* **What to work on**
Look through the records and copy each line with the string "shortcut" in it.

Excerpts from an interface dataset
··········

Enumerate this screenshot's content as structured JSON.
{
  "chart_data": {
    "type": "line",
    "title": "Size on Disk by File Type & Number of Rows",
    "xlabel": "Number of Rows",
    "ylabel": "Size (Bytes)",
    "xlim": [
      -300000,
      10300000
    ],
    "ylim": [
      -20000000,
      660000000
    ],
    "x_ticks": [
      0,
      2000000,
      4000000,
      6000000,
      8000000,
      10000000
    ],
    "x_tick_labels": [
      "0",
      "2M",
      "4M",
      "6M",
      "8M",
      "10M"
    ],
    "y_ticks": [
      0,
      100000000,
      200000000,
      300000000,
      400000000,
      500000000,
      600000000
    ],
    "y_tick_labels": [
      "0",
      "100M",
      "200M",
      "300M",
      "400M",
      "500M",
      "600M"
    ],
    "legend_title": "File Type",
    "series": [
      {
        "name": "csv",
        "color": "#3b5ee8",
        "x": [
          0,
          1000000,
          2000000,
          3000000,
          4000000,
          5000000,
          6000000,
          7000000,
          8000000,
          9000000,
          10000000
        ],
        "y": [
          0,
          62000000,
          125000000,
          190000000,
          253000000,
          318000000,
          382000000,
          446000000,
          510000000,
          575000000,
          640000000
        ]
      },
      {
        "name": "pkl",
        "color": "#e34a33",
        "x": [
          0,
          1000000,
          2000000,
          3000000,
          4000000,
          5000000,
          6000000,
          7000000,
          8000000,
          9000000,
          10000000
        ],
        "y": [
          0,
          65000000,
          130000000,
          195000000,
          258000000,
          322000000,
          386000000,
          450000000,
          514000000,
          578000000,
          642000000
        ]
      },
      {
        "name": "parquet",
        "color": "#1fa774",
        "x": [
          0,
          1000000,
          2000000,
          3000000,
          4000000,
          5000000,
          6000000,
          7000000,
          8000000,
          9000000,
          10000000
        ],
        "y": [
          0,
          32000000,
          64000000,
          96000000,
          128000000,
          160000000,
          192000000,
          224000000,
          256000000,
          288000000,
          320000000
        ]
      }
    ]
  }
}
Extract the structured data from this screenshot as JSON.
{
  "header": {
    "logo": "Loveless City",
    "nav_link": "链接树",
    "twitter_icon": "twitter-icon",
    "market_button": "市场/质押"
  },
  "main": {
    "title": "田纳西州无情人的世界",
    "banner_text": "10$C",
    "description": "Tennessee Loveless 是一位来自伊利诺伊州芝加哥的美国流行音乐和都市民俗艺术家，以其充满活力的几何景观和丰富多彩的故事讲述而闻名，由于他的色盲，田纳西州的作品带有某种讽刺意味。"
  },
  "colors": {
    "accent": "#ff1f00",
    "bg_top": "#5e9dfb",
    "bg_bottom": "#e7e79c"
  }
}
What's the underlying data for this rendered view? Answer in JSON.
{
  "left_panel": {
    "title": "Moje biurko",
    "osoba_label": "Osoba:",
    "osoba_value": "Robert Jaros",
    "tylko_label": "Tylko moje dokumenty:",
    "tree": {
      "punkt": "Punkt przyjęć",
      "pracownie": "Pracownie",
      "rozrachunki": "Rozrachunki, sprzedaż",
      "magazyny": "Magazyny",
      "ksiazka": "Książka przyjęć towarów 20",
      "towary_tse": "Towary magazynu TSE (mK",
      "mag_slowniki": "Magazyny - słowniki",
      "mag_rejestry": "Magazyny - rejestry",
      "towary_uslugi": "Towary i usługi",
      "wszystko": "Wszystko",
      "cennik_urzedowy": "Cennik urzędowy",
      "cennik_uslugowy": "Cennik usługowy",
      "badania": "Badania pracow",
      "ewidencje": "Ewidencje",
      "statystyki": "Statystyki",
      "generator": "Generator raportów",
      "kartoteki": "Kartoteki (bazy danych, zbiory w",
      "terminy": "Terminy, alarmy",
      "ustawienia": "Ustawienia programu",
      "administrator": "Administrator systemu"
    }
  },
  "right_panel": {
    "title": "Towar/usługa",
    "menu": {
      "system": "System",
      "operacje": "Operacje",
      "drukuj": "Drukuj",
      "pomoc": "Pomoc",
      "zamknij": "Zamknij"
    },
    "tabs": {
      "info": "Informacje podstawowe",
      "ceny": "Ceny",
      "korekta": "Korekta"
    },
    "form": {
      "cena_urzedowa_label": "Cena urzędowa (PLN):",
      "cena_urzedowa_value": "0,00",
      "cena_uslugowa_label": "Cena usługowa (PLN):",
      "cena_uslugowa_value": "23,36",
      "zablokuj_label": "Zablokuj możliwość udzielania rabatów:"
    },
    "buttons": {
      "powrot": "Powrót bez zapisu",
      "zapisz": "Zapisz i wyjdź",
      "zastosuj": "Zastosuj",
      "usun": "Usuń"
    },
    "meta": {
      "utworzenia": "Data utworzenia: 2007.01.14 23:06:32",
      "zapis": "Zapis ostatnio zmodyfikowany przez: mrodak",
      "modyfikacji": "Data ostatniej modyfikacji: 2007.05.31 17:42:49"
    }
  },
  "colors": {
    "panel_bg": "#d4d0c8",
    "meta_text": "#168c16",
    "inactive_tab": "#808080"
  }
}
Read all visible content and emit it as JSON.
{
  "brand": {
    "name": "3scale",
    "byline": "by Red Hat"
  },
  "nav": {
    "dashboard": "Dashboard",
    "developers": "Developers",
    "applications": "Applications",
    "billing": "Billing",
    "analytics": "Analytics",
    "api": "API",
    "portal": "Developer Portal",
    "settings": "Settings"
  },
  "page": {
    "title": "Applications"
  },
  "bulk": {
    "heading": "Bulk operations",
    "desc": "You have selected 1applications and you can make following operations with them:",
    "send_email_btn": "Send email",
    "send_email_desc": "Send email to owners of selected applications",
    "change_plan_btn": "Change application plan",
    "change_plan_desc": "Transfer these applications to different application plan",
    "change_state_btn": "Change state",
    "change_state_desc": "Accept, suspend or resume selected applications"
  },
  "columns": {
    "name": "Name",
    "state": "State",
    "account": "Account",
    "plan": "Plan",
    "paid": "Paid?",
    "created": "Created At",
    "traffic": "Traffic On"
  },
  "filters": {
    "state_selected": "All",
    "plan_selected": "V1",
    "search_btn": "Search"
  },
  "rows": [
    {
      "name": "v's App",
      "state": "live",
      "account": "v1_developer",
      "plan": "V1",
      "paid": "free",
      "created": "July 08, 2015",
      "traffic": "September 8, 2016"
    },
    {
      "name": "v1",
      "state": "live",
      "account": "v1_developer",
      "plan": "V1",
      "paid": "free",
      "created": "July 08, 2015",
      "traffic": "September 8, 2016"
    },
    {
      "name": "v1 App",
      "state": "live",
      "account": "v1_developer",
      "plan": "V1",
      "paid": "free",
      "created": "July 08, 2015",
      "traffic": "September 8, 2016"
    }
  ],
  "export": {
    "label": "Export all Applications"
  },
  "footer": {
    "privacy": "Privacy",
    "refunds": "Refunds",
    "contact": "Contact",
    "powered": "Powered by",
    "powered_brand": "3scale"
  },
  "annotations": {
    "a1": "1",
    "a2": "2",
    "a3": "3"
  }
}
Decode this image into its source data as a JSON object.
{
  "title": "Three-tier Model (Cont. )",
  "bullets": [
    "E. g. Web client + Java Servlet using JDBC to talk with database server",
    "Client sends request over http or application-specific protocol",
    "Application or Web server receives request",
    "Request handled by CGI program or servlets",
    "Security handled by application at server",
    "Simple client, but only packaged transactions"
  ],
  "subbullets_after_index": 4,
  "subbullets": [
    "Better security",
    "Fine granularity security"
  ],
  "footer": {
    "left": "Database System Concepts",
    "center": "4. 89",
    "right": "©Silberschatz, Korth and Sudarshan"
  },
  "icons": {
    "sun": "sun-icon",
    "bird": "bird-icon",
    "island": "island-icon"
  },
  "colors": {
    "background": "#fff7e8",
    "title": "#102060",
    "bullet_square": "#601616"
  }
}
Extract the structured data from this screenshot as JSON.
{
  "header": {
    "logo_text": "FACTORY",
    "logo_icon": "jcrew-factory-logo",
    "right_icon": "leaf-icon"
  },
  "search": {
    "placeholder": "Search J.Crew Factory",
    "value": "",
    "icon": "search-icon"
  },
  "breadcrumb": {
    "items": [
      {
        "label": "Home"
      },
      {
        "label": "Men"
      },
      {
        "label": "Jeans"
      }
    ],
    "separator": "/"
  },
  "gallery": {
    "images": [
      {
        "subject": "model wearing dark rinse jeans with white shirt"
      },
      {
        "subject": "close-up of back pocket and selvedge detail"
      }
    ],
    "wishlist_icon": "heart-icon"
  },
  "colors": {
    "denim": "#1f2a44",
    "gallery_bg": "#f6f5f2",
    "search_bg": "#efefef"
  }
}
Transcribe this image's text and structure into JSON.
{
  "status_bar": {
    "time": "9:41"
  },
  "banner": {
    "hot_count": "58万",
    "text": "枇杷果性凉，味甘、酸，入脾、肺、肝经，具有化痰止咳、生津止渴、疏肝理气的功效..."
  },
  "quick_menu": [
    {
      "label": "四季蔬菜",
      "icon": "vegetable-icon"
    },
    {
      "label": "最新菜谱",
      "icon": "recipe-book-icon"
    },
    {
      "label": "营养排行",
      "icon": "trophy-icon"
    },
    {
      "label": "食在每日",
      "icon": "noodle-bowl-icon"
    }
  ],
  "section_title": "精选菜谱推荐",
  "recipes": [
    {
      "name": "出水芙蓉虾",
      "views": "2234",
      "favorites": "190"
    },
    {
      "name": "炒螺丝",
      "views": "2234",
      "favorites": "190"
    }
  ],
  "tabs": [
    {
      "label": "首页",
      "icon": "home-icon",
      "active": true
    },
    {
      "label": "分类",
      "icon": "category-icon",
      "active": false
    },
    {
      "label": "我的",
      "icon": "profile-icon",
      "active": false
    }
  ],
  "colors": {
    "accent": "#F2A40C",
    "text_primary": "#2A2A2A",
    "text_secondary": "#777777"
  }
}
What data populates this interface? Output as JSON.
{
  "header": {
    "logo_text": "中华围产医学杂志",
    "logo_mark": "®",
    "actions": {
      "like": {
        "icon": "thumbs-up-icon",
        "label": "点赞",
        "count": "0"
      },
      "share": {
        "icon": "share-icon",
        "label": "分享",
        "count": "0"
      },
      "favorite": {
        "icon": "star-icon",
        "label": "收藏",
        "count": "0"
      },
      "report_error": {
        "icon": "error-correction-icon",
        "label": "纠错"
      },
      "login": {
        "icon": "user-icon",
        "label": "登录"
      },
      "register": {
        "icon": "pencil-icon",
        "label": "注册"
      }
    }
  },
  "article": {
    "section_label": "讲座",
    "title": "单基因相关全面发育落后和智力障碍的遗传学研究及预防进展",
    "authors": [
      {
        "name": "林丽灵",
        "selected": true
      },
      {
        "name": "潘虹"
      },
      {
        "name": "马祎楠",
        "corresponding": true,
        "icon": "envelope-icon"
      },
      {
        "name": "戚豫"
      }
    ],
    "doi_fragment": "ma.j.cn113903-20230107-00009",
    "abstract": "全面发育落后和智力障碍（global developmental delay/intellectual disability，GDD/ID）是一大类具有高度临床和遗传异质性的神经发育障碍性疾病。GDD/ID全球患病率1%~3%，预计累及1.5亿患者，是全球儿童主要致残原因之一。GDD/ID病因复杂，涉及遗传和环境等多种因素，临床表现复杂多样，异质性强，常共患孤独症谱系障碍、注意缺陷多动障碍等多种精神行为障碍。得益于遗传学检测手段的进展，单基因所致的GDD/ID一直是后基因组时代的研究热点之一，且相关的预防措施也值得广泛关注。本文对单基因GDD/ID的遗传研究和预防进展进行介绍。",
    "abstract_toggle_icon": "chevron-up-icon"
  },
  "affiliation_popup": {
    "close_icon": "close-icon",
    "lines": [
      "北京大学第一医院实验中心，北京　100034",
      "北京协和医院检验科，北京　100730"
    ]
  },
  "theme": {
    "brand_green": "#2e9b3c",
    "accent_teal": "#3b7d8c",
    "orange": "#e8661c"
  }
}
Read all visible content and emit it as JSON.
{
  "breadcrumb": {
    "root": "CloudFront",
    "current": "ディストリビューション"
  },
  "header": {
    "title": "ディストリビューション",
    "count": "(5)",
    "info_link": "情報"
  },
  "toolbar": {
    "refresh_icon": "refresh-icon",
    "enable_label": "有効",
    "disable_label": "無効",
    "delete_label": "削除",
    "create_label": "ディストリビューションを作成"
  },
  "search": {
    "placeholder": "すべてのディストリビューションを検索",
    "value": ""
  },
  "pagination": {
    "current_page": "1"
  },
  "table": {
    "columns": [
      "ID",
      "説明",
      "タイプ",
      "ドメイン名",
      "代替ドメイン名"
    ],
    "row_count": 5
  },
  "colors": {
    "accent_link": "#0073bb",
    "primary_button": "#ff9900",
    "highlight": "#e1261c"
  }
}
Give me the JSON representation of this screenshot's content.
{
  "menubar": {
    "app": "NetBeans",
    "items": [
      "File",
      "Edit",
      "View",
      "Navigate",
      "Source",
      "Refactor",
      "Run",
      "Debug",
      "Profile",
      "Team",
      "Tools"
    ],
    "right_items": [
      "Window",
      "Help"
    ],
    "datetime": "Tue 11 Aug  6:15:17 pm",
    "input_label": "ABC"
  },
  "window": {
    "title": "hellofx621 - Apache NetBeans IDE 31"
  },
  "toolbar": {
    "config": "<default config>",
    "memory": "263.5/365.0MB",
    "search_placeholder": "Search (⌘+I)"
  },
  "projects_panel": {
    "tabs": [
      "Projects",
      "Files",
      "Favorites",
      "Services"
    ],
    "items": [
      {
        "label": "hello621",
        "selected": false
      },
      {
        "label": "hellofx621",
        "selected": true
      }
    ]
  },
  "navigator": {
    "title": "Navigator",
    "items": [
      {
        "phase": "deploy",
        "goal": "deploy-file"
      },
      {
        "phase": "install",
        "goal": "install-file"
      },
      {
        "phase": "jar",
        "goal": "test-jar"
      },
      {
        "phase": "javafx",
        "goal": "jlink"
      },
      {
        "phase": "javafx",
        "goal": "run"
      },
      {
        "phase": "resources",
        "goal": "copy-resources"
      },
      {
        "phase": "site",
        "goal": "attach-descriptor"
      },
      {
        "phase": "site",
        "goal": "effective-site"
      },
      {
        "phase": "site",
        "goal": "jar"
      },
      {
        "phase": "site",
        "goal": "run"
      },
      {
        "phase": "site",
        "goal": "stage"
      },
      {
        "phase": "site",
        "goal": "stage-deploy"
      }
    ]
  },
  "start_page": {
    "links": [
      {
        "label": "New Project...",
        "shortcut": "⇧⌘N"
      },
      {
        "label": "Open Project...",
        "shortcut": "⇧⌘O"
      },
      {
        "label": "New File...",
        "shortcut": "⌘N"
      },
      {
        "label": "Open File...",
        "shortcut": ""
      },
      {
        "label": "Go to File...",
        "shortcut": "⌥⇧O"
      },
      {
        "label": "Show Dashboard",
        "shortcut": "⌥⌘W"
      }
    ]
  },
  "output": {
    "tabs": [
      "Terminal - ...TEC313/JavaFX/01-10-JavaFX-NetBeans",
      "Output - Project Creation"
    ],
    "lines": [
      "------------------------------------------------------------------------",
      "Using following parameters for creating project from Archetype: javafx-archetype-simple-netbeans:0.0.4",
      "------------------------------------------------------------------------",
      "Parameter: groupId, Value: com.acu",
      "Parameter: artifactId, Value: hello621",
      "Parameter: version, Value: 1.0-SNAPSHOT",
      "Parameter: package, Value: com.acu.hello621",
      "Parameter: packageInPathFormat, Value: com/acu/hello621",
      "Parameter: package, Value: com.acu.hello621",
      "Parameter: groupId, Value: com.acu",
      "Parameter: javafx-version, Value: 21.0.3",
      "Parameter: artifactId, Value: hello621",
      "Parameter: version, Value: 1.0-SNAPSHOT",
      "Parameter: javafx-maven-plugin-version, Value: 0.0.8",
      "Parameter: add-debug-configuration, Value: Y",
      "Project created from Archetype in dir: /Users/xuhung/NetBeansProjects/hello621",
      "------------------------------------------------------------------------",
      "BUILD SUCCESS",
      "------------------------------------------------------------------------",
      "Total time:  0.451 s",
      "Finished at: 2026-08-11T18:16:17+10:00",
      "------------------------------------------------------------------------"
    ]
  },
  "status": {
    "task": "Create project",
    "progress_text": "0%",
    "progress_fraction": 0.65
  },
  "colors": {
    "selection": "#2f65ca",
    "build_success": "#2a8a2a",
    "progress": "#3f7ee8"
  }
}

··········

* **Answer for the task**
        "shortcut": "⇧⌘N"
        "shortcut": "⇧⌘O"
        "shortcut": "⌘N"
        "shortcut": ""
        "shortcut": "⌥⇧O"
        "shortcut": "⌥⌘W"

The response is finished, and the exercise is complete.